Exercise aim: Examine each line of the data. Copy the line if it includes the word "icon".

═══ Source data ═══

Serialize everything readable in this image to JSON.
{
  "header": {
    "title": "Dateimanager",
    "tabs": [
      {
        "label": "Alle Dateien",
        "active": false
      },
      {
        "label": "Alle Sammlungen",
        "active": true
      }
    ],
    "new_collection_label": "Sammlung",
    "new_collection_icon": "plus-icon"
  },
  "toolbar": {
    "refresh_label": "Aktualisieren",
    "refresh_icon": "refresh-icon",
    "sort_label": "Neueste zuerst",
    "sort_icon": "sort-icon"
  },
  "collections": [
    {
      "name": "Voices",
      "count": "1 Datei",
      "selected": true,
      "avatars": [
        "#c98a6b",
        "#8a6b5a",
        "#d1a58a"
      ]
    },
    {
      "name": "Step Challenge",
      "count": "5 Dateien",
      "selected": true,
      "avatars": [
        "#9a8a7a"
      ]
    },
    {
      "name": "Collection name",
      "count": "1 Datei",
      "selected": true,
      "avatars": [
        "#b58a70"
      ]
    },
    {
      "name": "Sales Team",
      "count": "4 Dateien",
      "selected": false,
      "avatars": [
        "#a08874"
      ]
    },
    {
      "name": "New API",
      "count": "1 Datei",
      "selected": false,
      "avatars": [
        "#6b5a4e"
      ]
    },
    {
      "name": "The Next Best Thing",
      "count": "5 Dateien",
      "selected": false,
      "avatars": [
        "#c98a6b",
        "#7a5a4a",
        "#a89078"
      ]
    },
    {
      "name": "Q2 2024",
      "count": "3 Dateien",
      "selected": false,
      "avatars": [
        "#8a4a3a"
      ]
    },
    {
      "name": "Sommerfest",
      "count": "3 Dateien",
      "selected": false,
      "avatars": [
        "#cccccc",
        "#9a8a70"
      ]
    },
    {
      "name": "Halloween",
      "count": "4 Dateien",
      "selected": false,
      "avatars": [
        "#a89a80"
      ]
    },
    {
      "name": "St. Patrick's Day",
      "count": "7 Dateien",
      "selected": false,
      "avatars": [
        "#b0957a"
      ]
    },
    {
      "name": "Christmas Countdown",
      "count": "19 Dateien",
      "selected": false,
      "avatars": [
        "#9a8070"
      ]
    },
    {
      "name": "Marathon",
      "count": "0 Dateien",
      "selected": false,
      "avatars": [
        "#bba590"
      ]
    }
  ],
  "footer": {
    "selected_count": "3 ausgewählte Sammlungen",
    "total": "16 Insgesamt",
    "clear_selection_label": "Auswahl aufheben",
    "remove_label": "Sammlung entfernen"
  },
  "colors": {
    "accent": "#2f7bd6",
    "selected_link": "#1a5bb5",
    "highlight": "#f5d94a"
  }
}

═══

Reply:
    "new_collection_icon": "plus-icon"
    "refresh_icon": "refresh-icon",
    "sort_icon": "sort-icon"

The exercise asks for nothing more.